Citing PatentFiling datePublication dateApplicantTitle
US4209734 *Mar 27, 1978Jun 24, 1980Sperry CorporationDynamic equalization system for dual channel automatic pilot
US4398242 *Feb 25, 1980Aug 9, 1983The Boeing CompanyElectronic controller
US4905933 *Apr 28, 1988Mar 6, 1990Teijin Seiki Company LimitedControl apparatus of control surface of aircraft
US5033694 *Sep 8, 1989Jul 23, 1991Daiichi Electric Kabushiki KaishaAttitude control device for air or sea transportation craft
US5214977 *Aug 28, 1991Jun 1, 1993Sanshin Kogyo Kabushiki KaishaRemote control system
US5280282 *Feb 28, 1991Jan 18, 1994Sanshin Kogyo Kabushiki KaishaRemote control system

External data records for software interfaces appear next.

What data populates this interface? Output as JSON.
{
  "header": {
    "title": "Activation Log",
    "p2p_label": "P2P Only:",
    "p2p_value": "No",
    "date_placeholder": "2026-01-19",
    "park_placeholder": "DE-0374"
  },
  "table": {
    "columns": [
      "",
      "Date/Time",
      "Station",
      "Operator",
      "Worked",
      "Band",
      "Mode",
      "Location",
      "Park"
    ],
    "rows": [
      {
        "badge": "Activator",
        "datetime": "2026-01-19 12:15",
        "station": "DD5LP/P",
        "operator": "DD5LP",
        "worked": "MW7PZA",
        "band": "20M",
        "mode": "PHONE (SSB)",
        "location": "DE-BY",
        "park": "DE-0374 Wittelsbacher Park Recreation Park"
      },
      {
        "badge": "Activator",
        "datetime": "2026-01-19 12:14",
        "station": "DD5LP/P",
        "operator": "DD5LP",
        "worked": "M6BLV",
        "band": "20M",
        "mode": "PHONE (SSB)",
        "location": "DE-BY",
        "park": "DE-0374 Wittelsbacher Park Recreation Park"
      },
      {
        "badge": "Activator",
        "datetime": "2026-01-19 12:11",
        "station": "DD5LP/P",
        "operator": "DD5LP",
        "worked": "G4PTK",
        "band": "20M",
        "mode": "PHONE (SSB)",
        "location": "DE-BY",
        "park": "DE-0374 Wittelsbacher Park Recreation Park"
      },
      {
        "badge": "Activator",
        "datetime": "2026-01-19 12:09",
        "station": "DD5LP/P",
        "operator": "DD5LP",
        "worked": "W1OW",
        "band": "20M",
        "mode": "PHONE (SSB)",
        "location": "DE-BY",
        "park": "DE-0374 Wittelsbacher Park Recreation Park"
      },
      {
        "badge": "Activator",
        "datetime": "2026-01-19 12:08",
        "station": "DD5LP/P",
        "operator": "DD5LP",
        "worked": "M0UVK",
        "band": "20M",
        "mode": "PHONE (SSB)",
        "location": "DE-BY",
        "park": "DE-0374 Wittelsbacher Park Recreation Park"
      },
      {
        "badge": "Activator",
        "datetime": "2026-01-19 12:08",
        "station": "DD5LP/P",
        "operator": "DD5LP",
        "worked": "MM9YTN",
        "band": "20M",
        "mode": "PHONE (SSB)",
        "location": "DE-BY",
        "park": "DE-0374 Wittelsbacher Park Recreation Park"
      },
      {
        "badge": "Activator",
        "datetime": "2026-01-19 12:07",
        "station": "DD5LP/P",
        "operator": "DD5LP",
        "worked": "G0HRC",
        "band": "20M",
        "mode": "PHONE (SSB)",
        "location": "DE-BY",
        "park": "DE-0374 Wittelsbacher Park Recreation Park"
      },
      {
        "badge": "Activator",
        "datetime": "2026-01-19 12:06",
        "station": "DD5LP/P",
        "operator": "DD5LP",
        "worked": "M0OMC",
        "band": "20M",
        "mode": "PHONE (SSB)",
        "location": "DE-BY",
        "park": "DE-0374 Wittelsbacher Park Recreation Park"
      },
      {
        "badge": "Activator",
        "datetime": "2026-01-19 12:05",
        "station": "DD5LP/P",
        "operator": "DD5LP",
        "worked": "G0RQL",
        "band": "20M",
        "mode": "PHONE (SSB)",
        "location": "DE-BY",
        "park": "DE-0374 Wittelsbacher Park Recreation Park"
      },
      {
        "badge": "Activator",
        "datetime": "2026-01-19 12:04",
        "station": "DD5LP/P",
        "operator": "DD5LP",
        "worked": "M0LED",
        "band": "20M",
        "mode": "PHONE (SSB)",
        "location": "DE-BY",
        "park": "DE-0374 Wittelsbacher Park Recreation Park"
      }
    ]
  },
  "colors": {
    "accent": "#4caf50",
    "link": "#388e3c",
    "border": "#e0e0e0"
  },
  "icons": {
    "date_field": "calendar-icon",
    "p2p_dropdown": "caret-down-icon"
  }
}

US5352138 *Mar 3, 1992Oct 4, 1994Sanshin Kogyo Kabushiki KaishaRemote control system for outboard drive unit
US5481261 *Aug 2, 1991Jan 2, 1996Sanshin Kogyo Kabushiki KaishaWarning for remote control system
US5806805 *Aug 7, 1996Sep 15, 1998The Boeing CompanyFault tolerant actuation system for flight control actuators
US6076767 *Sep 17, 1997Jun 20, 2000Dowty Boulton Paul LimitedFlight control surface actuation system
US6269733Apr 30, 1999Aug 7, 2001Dennis K. ReustForce servo actuator with asymmetric nonlinear differential hydraulic force feedback
US6693399 *Jun 18, 2001Feb 17, 2004Trw Systemes Aeronautiques CivilsServo-control devices, in particular for an aircraft flight control actuator
US6772054 *Nov 12, 1998Aug 3, 2004EurocopterDevice for operating a controlled member on a rotary-wing aircraft, particularly a helicopter
EP0034873A2 *Feb 23, 1981Sep 2, 1981The Boeing CompanyAircraft rudder ratio servo loop system
Classifications
U.S. Classification244/194, 318/564, 91/363.00A, 244/226, 91/513, 244/229
International ClassificationB64C13/38, B64C13/24, B64C13/42
Cooperative ClassificationB64C13/38
European ClassificationB64C13/38